(NY Times) At the formal start of his papacy, Pope Francis offered a passionate pledge on Tuesday to serve â€œthe poorest, the weakest, the least important,â€ striking the same tones of humility as have marked the days since he was elected last week.
On a raised and canopied throne on a purple platform looking out from St. Peterâ€™s Basilica to the huge piazza in front of it, the pope enjoined those in temporal power to protect the world and â€œnot allow omens of destruction and death to accompany the advance of this world.â€

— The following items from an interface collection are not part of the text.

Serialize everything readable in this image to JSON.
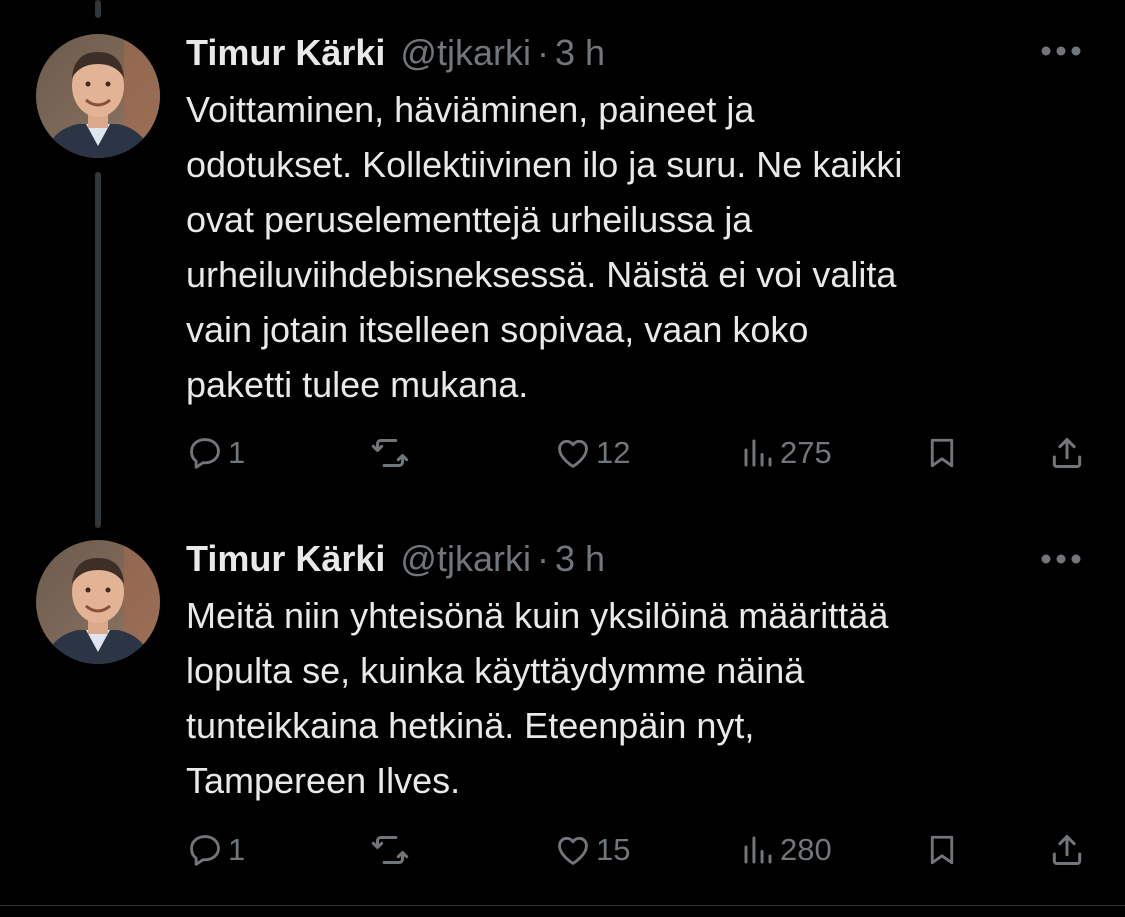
{
  "tweets": [
    {
      "author": {
        "name": "Timur Kärki",
        "handle": "@tjkarki"
      },
      "separator": "·",
      "time": "3 h",
      "text": "Voittaminen, häviäminen, paineet ja\nodotukset. Kollektiivinen ilo ja suru. Ne kaikki\novat peruselementtejä urheilussa ja\nurheiluviihdebisneksessä. Näistä ei voi valita\nvain jotain itselleen sopivaa, vaan koko\npaketti tulee mukana.",
      "stats": {
        "replies": "1",
        "likes": "12",
        "views": "275"
      }
    },
    {
      "author": {
        "name": "Timur Kärki",
        "handle": "@tjkarki"
      },
      "separator": "·",
      "time": "3 h",
      "text": "Meitä niin yhteisönä kuin yksilöinä määrittää\nlopulta se, kuinka käyttäydymme näinä\ntunteikkaina hetkinä. Eteenpäin nyt,\nTampereen Ilves.",
      "stats": {
        "replies": "1",
        "likes": "15",
        "views": "280"
      }
    }
  ],
  "icons": {
    "more": "more-horizontal-icon",
    "reply": "reply-bubble-icon",
    "retweet": "retweet-icon",
    "like": "heart-icon",
    "views": "views-bar-icon",
    "bookmark": "bookmark-icon",
    "share": "share-icon"
  },
  "colors": {
    "background": "#000000",
    "primary_text": "#e7e9ea",
    "secondary_text": "#71767b",
    "thread_line": "#333639"
  }
}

â€œToday, too, amid so much darkness, we need to see the light of hope and to be men and women who bring hope to others,â€ he added to frequent applause from some among the tens of thousands people cramming the square and the broad avenue leading to it from the River Tiber. The Vatican estimated the number at 150,000 to 200,000.
Clearly defining his vision of his own role, he quoted from scriptural texts to say that as Bishop of Rome, he was endowed with â€œa certain power.â€

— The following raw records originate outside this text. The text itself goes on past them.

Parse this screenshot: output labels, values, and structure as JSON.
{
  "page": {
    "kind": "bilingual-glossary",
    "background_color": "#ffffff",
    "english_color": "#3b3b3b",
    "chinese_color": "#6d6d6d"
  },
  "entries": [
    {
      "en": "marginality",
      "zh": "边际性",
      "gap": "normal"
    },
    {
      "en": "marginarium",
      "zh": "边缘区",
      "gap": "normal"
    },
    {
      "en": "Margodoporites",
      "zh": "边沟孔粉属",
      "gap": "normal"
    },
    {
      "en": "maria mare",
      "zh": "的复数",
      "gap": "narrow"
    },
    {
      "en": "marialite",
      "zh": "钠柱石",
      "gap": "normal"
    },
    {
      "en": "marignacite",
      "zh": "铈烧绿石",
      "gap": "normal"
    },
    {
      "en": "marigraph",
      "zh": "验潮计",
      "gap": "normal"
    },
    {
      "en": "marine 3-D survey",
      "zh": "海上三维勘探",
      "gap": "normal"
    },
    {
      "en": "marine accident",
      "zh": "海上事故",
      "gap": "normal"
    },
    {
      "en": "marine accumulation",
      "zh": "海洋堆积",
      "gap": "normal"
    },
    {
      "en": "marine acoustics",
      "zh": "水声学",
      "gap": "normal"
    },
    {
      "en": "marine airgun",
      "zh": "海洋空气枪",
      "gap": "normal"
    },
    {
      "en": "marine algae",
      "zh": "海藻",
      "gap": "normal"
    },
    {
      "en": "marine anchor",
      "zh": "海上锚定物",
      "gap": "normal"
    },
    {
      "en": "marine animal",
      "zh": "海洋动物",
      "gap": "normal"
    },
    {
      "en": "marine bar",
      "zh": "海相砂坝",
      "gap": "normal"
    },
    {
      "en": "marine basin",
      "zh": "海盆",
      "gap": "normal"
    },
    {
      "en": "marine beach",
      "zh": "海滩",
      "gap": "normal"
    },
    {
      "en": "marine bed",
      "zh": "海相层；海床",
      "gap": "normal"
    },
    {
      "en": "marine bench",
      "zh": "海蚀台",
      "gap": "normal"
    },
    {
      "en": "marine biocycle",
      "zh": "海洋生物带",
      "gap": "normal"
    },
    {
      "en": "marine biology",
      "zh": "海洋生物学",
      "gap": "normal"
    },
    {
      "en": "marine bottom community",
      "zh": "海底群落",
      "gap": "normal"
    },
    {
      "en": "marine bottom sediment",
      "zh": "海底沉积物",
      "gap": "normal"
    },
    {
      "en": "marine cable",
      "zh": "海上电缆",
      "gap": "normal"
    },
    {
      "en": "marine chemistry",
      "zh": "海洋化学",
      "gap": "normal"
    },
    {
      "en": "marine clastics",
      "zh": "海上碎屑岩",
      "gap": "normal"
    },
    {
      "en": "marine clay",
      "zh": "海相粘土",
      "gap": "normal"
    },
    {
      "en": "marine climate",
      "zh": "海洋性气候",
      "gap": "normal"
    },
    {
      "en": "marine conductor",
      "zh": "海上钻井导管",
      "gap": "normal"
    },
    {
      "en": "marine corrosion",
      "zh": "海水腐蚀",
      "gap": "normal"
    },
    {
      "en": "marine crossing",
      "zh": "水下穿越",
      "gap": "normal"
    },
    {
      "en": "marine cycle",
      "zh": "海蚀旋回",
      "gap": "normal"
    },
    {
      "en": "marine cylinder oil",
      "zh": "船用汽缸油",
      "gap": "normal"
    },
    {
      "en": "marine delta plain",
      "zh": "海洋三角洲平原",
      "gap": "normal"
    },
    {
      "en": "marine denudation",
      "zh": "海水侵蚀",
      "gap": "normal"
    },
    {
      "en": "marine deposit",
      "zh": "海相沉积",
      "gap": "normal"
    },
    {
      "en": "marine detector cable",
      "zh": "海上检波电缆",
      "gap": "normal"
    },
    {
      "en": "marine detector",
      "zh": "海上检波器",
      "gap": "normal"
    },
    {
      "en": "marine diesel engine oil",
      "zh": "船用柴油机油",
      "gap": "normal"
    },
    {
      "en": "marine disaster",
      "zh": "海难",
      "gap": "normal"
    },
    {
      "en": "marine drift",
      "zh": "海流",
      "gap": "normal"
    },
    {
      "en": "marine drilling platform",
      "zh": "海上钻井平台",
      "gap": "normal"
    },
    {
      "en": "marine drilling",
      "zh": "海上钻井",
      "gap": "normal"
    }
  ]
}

But he went on: â€œLet us never forget that authentic power is service and that the pope too, when exercising power, must enter ever more fully into that service which has its radiant culmination on the Cross.â€

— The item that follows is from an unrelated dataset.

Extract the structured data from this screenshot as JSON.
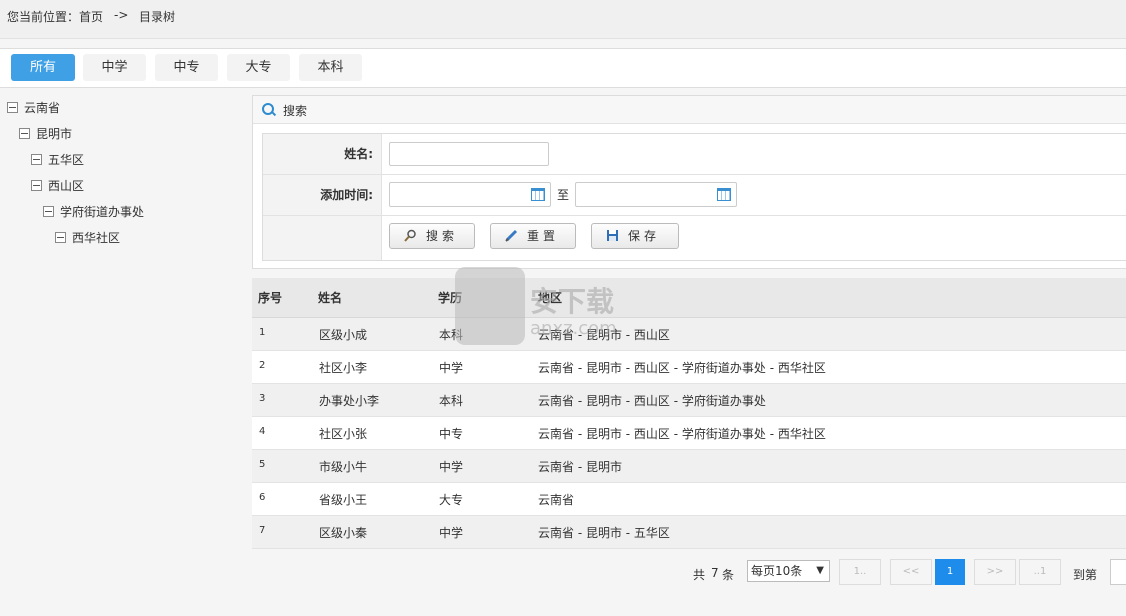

â€œHe must be inspired by the lowly, concrete and faithful service which marked St. Joseph and, like him, he must open his arms to protect all of Godâ€™s people and embrace with tender affection the whole of humanity, especially the poorest, the weakest, the least important, those whom Matthew lists in the final judgment on love: the hungry, the thirsty, the stranger, the naked, the sick and those in prison.â€ The inauguration coincided with St. Josephâ€™s day commemorating Joseph, the biblical husband of Mary.
His words, for some, found an echo. â€œThis is why we are all here, his warmth,â€ said Andreina Baldi, 58, a housewife from Rome, the end of Francisâ€™ homily. [more]